Three commonly used survey measuring tools are:
- Total Station: A total station is a high-precision electronic surveying instrument that combines the functionalities of a theodolite (for measuring angles) and an electronic distance measuring device (for measuring distances). It is equipped with a telescope, electronic angle measurement system, and a distance measurement system (such as EDM or electronic distance meter). Total stations enable surveyors to measure both horizontal and vertical angles, as well as distances, with high accuracy. They are often used for various surveying applications, including boundary marking, topographic mapping, and construction layout.
- Global Positioning System (GPS): GPS is a satellite-based navigation system that allows for accurate positioning and data collection in land surveying. GPS receivers receive signals from multiple satellites to determine the surveyor’s precise location on the Earth’s surface. GPS surveying provides highly accurate measurements of coordinates (latitude, longitude, and elevation) and can be used for tasks such as establishing control points, mapping, and geodetic surveys. It offers the advantage of quick data collection over large areas, making it efficient for large-scale survey projects.
- Measuring Tape: A measuring tape, also known as a tape measure, is a simple but essential tool in land surveying. It consists of a flexible ribbon or tape with markings that indicate length or distance. Measuring tapes come in various lengths and are made of materials like steel or fiberglass. They are used to measure distances on the ground, such as the dimensions of a plot, the length of a boundary line, or the width of a road. Measuring tapes are versatile and easy to use, making them a common tool in field surveying operations.

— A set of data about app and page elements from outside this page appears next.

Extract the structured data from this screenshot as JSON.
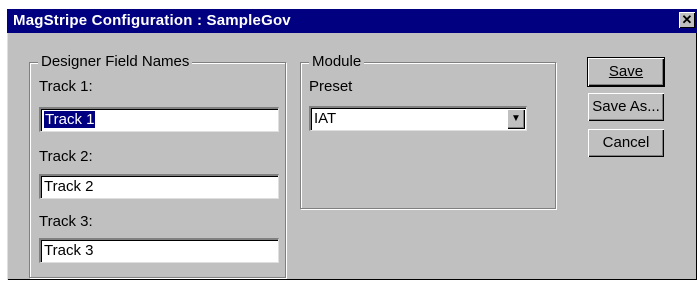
{
  "window": {
    "title": "MagStripe Configuration : SampleGov",
    "close_symbol": "✕"
  },
  "designer_group": {
    "title": "Designer Field Names",
    "track1_label": "Track 1:",
    "track1_value": "Track 1",
    "track2_label": "Track 2:",
    "track2_value": "Track 2",
    "track3_label": "Track 3:",
    "track3_value": "Track 3"
  },
  "module_group": {
    "title": "Module",
    "preset_label": "Preset",
    "preset_value": "IAT"
  },
  "buttons": {
    "save": "Save",
    "save_as": "Save As...",
    "cancel": "Cancel"
  }
}
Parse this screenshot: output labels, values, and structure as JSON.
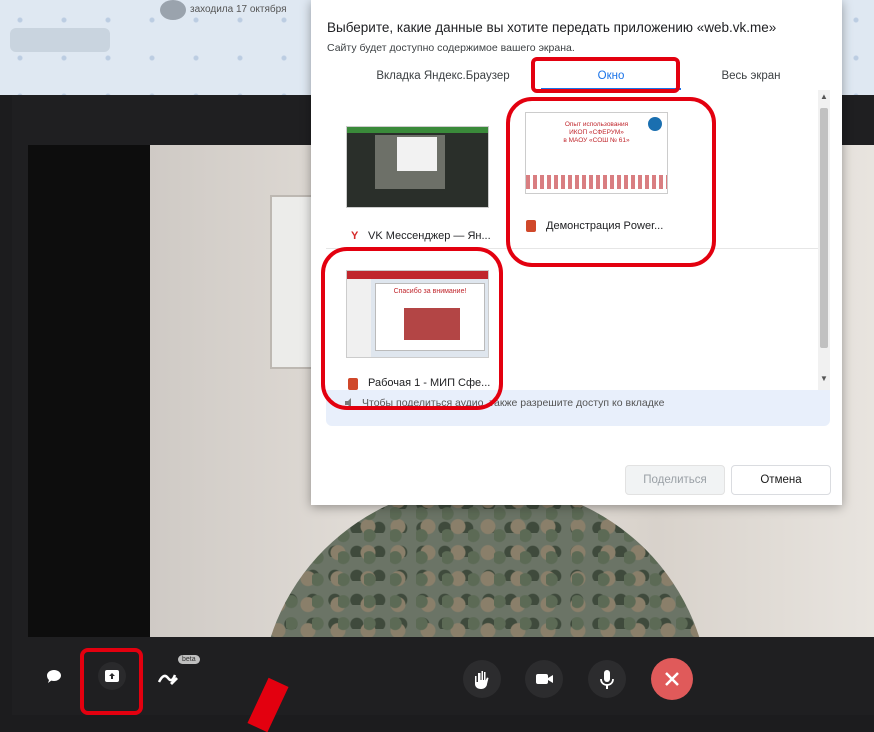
{
  "background": {
    "status_text": "заходила 17 октября"
  },
  "dialog": {
    "title": "Выберите, какие данные вы хотите передать приложению «web.vk.me»",
    "subtitle": "Сайту будет доступно содержимое вашего экрана.",
    "tabs": [
      {
        "label": "Вкладка Яндекс.Браузер"
      },
      {
        "label": "Окно"
      },
      {
        "label": "Весь экран"
      }
    ],
    "selected_tab": "Окно",
    "windows": [
      {
        "label": "VK Мессенджер — Ян..."
      },
      {
        "label": "Демонстрация Power...",
        "preview_text": [
          "Опыт использования",
          "ИКОП «СФЕРУМ»",
          "в МАОУ «СОШ № 61»"
        ]
      },
      {
        "label": "Рабочая 1 - МИП Сфе...",
        "preview_text": "Спасибо за внимание!"
      }
    ],
    "audio_note": "Чтобы поделиться аудио, также разрешите доступ ко вкладке",
    "share_button": "Поделиться",
    "cancel_button": "Отмена"
  },
  "controls": {
    "beta_badge": "beta"
  },
  "colors": {
    "accent": "#1a73e8",
    "annotation": "#e3000f",
    "end_call": "#e05a5a"
  }
}
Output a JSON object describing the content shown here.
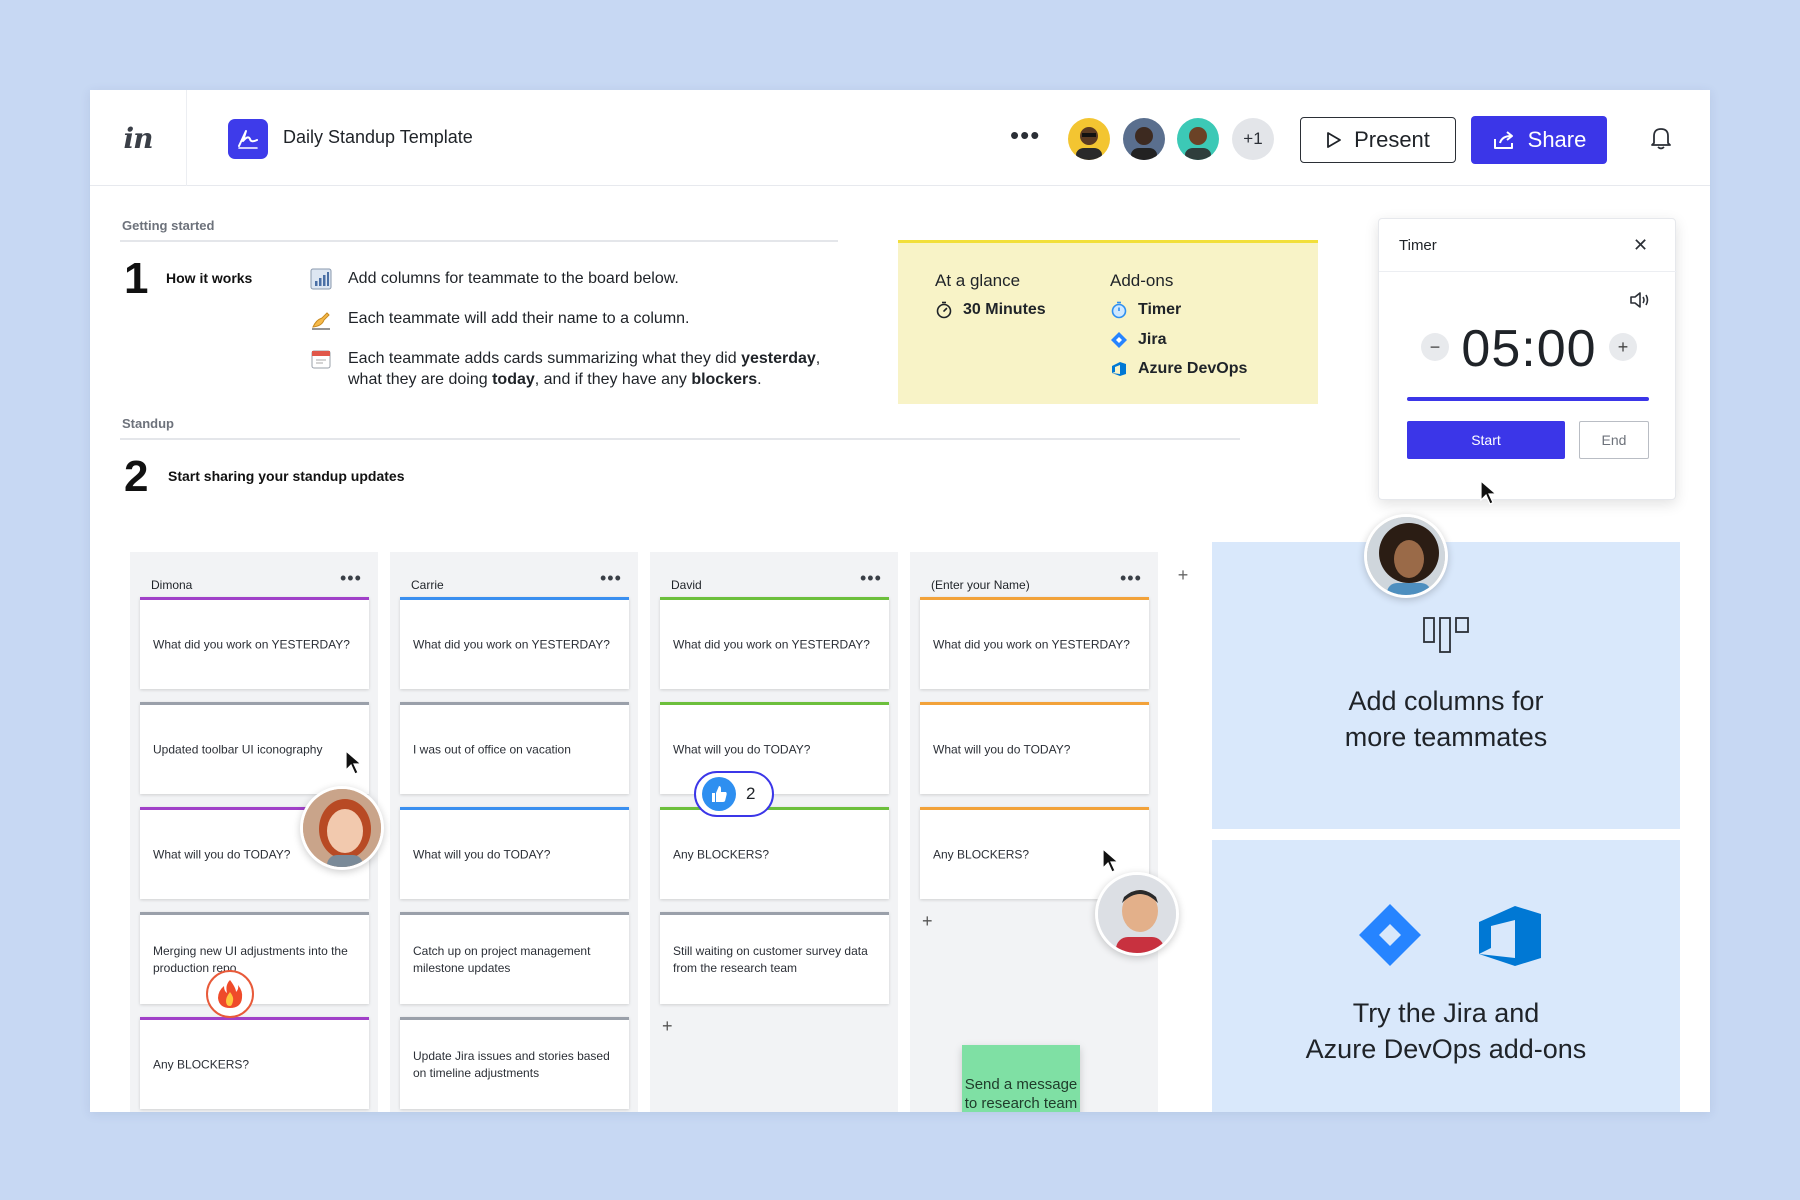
{
  "colors": {
    "accent": "#3b36e8",
    "background": "#c7d8f3",
    "glance_bg": "#f8f3c7",
    "promo_bg": "#d9e8fb",
    "sticky": "#7fe0a4"
  },
  "header": {
    "logo": "in",
    "doc_title": "Daily Standup Template",
    "more_label": "•••",
    "avatar_more": "+1",
    "present_label": "Present",
    "share_label": "Share"
  },
  "getting_started": {
    "label": "Getting started",
    "step_number": "1",
    "step_title": "How it works",
    "instructions": [
      {
        "icon": "bar-chart-icon",
        "text": "Add columns for teammate to the board below."
      },
      {
        "icon": "writing-hand-icon",
        "text": "Each teammate will add their name to a column."
      },
      {
        "icon": "calendar-icon",
        "before": "Each teammate adds cards summarizing what they did ",
        "b1": "yesterday",
        "after1": ",",
        "line2a": "what they are doing ",
        "b2": "today",
        "line2b": ", and if they have any ",
        "b3": "blockers",
        "line2c": "."
      }
    ]
  },
  "glance": {
    "at_a_glance": "At a glance",
    "duration": "30 Minutes",
    "addons_label": "Add-ons",
    "addons": [
      "Timer",
      "Jira",
      "Azure DevOps"
    ]
  },
  "timer": {
    "title": "Timer",
    "close": "✕",
    "time": "05:00",
    "minus": "−",
    "plus": "+",
    "start": "Start",
    "end": "End",
    "progress": 1.0
  },
  "standup": {
    "label": "Standup",
    "step_number": "2",
    "step_title": "Start sharing your standup updates"
  },
  "board": {
    "more_label": "•••",
    "add_card": "+",
    "add_column": "+",
    "columns": [
      {
        "name": "Dimona",
        "cards": [
          {
            "text": "What did you work on YESTERDAY?",
            "color": "#a040c8"
          },
          {
            "text": "Updated toolbar UI iconography",
            "color": "#9aa0aa"
          },
          {
            "text": "What will you do TODAY?",
            "color": "#a040c8"
          },
          {
            "text": "Merging new UI adjustments into the production repo",
            "color": "#9aa0aa"
          },
          {
            "text": "Any BLOCKERS?",
            "color": "#a040c8"
          }
        ]
      },
      {
        "name": "Carrie",
        "cards": [
          {
            "text": "What did you work on YESTERDAY?",
            "color": "#3a8ff0"
          },
          {
            "text": "I was out of office on vacation",
            "color": "#9aa0aa"
          },
          {
            "text": "What will you do TODAY?",
            "color": "#3a8ff0"
          },
          {
            "text": "Catch up on project management milestone updates",
            "color": "#9aa0aa"
          },
          {
            "text": "Update Jira issues and stories based on timeline adjustments",
            "color": "#9aa0aa"
          }
        ]
      },
      {
        "name": "David",
        "cards": [
          {
            "text": "What did you work on YESTERDAY?",
            "color": "#6cbf3c"
          },
          {
            "text": "What will you do TODAY?",
            "color": "#6cbf3c"
          },
          {
            "text": "Any BLOCKERS?",
            "color": "#6cbf3c"
          },
          {
            "text": "Still waiting on customer survey data from the research team",
            "color": "#9aa0aa"
          }
        ]
      },
      {
        "name": "(Enter your Name)",
        "cards": [
          {
            "text": "What did you work on YESTERDAY?",
            "color": "#f2a23a"
          },
          {
            "text": "What will you do TODAY?",
            "color": "#f2a23a"
          },
          {
            "text": "Any BLOCKERS?",
            "color": "#f2a23a"
          }
        ]
      }
    ]
  },
  "sticky_note": "Send a message to research team",
  "like_badge": {
    "count": "2"
  },
  "promo": {
    "columns_line1": "Add columns for",
    "columns_line2": "more teammates",
    "addons_line1": "Try the Jira and",
    "addons_line2": "Azure DevOps add-ons"
  }
}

These survey measuring tools are integral to the field of land surveying and enable surveyors to obtain accurate measurements of distances, angles, and coordinates. They are selected based on the specific requirements of the surveying project and the level of precision needed for the measurements.